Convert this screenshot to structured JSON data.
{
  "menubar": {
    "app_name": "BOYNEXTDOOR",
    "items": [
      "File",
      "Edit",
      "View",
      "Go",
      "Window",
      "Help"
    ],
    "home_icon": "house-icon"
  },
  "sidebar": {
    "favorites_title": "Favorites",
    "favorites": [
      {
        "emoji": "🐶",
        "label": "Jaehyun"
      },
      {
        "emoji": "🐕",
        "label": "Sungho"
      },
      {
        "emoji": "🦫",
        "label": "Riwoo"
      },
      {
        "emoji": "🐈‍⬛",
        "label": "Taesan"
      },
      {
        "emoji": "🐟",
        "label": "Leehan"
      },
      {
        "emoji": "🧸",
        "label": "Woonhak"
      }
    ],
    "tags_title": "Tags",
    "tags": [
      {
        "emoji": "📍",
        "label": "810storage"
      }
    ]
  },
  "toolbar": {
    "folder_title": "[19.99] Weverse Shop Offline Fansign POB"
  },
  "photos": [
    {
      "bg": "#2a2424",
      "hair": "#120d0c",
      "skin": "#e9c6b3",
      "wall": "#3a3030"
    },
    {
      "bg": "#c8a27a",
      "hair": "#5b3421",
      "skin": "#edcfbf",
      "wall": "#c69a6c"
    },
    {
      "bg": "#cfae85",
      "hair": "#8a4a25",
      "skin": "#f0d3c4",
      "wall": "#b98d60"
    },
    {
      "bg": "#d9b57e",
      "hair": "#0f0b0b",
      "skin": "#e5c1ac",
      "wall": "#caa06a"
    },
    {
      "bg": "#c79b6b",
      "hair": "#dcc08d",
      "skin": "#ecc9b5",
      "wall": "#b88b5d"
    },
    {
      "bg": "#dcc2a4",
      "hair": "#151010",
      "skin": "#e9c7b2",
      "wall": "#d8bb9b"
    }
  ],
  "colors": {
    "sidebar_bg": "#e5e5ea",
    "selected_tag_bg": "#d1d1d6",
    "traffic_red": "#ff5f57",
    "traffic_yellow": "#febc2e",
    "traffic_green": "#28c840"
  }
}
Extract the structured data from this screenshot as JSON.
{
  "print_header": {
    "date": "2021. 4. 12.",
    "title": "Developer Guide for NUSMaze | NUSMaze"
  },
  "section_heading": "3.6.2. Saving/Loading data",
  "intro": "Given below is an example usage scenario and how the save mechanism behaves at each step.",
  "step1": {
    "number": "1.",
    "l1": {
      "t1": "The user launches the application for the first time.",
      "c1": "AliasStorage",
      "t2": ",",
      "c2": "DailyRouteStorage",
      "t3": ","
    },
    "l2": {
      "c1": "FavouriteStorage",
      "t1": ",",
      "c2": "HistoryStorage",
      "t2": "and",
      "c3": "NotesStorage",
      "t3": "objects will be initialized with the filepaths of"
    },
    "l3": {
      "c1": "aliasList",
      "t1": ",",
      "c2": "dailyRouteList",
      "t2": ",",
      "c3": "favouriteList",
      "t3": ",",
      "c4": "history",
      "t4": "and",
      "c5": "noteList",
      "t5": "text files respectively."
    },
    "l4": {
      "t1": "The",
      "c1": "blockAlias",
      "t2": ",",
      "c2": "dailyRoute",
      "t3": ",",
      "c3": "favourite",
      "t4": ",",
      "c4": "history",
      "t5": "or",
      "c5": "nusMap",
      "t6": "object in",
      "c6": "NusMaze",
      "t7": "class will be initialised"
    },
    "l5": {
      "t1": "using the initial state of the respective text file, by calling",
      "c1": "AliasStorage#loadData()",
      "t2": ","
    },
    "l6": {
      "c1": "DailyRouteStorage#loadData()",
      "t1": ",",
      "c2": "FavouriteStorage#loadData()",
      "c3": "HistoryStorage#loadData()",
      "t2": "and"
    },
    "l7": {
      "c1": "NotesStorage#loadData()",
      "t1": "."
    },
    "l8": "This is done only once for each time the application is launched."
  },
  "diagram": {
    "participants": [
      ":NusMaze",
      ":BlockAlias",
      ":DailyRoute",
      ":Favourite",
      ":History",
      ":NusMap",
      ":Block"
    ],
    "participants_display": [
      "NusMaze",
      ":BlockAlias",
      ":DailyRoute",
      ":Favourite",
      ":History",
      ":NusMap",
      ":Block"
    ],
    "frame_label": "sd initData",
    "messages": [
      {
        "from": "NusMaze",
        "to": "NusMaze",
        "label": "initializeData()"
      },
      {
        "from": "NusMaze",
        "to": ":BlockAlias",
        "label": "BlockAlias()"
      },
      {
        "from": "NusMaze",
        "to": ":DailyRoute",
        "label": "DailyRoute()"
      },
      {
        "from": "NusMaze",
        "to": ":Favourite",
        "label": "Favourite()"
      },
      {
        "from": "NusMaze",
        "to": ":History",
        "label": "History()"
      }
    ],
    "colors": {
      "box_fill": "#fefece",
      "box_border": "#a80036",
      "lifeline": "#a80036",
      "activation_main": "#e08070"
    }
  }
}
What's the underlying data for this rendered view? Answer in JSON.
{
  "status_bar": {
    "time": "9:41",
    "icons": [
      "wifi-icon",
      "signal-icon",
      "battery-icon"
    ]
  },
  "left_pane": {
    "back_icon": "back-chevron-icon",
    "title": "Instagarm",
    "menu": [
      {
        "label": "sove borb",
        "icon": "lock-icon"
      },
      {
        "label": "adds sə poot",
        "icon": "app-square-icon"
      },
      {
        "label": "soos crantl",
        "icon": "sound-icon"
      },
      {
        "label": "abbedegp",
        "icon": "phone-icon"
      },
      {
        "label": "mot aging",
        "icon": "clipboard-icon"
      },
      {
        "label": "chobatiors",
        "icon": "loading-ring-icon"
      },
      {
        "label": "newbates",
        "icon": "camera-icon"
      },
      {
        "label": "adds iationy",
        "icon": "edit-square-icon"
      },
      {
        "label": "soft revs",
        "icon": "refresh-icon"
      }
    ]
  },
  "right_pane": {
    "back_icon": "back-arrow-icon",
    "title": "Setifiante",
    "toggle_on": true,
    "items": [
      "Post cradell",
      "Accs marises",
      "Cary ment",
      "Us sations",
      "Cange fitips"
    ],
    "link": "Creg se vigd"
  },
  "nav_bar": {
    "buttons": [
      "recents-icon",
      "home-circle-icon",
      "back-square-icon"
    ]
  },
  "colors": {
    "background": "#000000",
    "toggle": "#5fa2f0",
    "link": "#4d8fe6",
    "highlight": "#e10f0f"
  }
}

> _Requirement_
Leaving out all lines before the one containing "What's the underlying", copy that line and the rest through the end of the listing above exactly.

> _Worked solution_
What's the underlying data for this rendered view? Answer in JSON.
{
  "status_bar": {
    "time": "9:41",
    "icons": [
      "wifi-icon",
      "signal-icon",
      "battery-icon"
    ]
  },
  "left_pane": {
    "back_icon": "back-chevron-icon",
    "title": "Instagarm",
    "menu": [
      {
        "label": "sove borb",
        "icon": "lock-icon"
      },
      {
        "label": "adds sə poot",
        "icon": "app-square-icon"
      },
      {
        "label": "soos crantl",
        "icon": "sound-icon"
      },
      {
        "label": "abbedegp",
        "icon": "phone-icon"
      },
      {
        "label": "mot aging",
        "icon": "clipboard-icon"
      },
      {
        "label": "chobatiors",
        "icon": "loading-ring-icon"
      },
      {
        "label": "newbates",
        "icon": "camera-icon"
      },
      {
        "label": "adds iationy",
        "icon": "edit-square-icon"
      },
      {
        "label": "soft revs",
        "icon": "refresh-icon"
      }
    ]
  },
  "right_pane": {
    "back_icon": "back-arrow-icon",
    "title": "Setifiante",
    "toggle_on": true,
    "items": [
      "Post cradell",
      "Accs marises",
      "Cary ment",
      "Us sations",
      "Cange fitips"
    ],
    "link": "Creg se vigd"
  },
  "nav_bar": {
    "buttons": [
      "recents-icon",
      "home-circle-icon",
      "back-square-icon"
    ]
  },
  "colors": {
    "background": "#000000",
    "toggle": "#5fa2f0",
    "link": "#4d8fe6",
    "highlight": "#e10f0f"
  }
}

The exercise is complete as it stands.